Picture this. You’re at a Gourmerican burger joint chomping a cheeseburger, when an outspoken vegan friend starts preaching that you’re killing the planet. Last week, that same vegan downed a pricey glass of pinot before their flight to a far-flung destination, armed with their strongest mossie repellant and first aid kit. Anything amiss?
Twitter is veering into Facebook territory with a new Starbucks partnership that lets you tweet your followers $5 gift cards--just enough to cover the cost of a pumpkin spice latte.
The "Tweet a coffee" promotion requires you to link your Starbucks and Twitter accounts--or sign up for both, then connect them--then send a tweet that says, "@tweetacoffee to @[yourfriendhere]." That trigger sends a $5 e-gift card to your friend, which they can use by printing out the gift card, loading it in the Starbucks app, or just showing the e-mail to a barista.

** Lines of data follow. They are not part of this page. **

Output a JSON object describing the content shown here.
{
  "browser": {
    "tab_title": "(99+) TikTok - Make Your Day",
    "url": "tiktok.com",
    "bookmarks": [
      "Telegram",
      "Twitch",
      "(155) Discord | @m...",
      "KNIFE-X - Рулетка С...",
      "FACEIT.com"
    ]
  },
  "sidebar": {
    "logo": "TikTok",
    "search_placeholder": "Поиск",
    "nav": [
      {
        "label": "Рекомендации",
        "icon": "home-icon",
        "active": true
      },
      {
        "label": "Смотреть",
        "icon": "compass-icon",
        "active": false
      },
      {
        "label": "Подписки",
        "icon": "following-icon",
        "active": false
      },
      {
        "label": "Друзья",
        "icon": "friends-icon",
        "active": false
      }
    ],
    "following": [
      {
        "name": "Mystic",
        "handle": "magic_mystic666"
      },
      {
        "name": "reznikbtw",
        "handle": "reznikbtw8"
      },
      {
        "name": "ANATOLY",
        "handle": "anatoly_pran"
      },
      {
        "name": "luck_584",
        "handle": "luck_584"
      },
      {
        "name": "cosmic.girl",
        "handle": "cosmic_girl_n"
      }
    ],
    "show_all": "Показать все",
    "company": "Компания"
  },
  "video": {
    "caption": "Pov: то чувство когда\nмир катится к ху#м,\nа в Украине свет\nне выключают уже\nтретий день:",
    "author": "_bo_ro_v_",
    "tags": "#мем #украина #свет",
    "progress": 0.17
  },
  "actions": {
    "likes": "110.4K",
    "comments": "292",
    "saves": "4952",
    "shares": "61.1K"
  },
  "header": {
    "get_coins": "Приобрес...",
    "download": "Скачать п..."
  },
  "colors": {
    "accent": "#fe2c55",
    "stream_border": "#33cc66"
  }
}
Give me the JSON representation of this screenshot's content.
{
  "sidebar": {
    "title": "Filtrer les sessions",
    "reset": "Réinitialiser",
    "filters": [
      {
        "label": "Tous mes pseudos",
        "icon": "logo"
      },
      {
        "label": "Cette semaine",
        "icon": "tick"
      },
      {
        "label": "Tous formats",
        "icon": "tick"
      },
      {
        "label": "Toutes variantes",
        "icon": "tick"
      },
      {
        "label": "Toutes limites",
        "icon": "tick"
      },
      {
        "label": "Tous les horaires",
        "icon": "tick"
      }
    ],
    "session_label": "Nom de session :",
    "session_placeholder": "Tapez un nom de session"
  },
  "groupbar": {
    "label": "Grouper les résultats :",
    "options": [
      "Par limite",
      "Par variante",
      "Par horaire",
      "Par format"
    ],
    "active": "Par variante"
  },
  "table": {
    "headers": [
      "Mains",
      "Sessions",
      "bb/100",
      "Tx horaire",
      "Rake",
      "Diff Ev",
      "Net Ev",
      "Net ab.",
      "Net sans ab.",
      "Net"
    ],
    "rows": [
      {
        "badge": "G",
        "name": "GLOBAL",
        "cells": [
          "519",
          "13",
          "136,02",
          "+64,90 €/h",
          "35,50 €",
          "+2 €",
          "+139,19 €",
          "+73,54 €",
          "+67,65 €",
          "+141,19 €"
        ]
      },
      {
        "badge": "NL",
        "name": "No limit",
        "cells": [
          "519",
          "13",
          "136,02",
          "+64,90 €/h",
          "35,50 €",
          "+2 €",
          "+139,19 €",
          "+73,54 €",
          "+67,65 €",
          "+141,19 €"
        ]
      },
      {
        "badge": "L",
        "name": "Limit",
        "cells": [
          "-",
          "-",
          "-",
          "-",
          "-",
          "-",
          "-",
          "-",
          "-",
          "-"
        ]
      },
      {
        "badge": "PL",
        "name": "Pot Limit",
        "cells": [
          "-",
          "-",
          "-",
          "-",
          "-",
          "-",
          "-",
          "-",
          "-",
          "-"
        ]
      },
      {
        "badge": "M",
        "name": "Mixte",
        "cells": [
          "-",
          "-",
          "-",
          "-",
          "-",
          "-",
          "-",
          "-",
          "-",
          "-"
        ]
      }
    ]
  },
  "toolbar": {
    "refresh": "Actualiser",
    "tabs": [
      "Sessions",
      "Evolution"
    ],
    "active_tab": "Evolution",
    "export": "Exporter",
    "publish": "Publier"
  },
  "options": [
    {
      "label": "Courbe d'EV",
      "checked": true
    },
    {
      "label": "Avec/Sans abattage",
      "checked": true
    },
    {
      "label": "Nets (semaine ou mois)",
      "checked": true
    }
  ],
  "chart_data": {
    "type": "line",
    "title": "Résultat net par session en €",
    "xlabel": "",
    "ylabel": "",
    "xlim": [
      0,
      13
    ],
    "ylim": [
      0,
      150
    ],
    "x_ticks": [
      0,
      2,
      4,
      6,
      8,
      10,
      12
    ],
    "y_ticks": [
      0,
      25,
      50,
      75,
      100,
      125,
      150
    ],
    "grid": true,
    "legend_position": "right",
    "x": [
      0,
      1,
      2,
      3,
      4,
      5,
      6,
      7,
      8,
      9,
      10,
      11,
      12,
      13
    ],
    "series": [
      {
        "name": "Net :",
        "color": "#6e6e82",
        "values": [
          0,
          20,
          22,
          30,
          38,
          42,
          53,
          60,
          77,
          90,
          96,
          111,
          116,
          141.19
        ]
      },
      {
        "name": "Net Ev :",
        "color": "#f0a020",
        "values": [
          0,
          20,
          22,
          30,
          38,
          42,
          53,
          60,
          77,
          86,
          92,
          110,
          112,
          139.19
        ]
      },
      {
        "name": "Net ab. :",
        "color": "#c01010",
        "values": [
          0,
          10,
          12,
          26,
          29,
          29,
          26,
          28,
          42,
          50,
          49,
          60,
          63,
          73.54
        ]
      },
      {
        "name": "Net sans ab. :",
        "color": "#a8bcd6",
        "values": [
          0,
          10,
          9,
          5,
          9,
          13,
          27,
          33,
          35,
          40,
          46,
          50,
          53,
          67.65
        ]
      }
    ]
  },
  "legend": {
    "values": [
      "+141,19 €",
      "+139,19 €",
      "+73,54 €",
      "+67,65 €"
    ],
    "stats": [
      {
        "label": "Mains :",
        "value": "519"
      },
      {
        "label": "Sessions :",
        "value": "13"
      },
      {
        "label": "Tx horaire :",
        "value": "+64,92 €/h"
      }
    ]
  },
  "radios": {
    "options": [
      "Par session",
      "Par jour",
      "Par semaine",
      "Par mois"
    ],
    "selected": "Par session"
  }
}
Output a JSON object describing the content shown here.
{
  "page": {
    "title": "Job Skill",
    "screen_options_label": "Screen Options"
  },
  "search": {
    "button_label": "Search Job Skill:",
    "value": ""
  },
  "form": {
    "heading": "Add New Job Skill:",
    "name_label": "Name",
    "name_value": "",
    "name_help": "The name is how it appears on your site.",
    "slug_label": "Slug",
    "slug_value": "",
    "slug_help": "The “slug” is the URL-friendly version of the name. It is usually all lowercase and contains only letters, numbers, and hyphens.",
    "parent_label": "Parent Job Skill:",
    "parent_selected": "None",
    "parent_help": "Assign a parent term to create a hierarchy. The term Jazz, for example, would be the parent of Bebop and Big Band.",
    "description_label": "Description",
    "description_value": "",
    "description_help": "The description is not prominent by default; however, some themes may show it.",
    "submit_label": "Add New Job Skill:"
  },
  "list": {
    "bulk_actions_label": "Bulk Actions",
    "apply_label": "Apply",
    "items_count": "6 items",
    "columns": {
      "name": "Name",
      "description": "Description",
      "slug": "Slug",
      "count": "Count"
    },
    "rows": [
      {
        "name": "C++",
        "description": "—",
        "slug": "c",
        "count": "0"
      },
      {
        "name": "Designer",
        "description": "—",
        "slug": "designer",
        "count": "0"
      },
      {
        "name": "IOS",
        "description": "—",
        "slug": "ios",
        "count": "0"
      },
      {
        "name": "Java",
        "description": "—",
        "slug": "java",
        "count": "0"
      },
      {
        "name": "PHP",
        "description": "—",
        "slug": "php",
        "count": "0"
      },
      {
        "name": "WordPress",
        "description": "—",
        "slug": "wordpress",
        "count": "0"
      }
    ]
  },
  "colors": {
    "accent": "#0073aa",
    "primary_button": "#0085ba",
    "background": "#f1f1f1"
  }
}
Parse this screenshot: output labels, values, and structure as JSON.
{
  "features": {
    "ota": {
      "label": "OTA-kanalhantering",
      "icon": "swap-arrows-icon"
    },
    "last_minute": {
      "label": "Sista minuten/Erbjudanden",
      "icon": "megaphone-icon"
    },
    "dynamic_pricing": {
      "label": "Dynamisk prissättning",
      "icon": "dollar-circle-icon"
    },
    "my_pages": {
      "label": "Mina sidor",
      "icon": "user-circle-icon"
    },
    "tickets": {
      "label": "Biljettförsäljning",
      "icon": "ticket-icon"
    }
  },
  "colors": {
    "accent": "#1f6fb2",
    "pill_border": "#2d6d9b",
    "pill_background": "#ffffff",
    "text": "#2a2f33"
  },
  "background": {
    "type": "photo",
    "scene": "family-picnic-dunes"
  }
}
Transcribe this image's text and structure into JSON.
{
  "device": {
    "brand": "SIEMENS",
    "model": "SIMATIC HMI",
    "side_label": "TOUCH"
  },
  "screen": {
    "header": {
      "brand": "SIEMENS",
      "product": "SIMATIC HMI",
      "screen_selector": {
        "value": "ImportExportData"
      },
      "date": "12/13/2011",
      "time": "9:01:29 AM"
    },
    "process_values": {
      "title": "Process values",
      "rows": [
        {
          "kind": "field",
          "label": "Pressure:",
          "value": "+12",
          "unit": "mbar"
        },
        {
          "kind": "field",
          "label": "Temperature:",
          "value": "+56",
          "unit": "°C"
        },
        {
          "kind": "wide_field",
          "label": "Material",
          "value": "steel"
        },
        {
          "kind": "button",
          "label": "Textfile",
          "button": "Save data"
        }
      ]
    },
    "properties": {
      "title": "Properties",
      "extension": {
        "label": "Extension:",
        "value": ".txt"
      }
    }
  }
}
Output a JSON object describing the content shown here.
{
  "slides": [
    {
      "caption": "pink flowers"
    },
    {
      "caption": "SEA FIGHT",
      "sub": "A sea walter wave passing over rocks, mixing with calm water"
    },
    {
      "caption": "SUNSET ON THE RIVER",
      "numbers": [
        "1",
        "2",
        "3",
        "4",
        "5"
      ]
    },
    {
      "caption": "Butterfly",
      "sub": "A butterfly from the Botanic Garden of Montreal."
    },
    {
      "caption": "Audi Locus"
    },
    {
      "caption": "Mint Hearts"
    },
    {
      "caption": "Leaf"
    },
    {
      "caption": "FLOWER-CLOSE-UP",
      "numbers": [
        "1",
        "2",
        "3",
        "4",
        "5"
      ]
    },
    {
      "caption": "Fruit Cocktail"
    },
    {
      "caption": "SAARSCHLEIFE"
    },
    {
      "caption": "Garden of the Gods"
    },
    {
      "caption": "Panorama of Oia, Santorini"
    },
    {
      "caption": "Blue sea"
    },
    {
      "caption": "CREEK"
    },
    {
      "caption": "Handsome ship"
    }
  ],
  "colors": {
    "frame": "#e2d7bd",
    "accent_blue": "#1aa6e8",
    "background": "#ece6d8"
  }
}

Starbucks is no stranger to social media promotions. The company launched a Facebook app in 2010 before rolling out an e-gift program on the network a year later. Gift cards are big business for the coffee company, and the Twitter promotion is timed perfectly for the annual pumpkin spice craze.
The promotion is a test of Twitter's public nature--gifts are typically a private affair, but you're not direct-messaging these gift cards. Starbucks is a powerful partner to have for a beta launch, and the two companies are sweetening the deal with an incentive: The first 100,000 customers who tweet gift cards using Visas will get a $5 card in return through Nov. 6.
"Shared experiences, such as a television show, a sporting event, or someone sharing a gift, are at the heart of the Twitter experience," Twitter's vice-president of brand strategy Joel Lunenfeld said in a statement.
That last part, gift-giving, hasn't been included in the list of shared Twitter experiences until now. Twitter experimented with letting users make purchases using hashtags in a test with American Express earlier this year, but it's unclear how successful that effort was. The company is clearly exploring all revenue-generating possibilities in the weeks leading up to its IPO.
Facebook Gifts have been sort of successful--at least if you're talking gift cards. Physical gifts weren't that popular, so the network got rid of them in August. But Facebook's gift program makes sense: The network knows when your friends have major milestones, like birthdays or job changes, and prompts you to send them gift cards to celebrate. Twitter gifts don't seem as natural a fit, but those pumpkin spice lattes are a powerful motivator.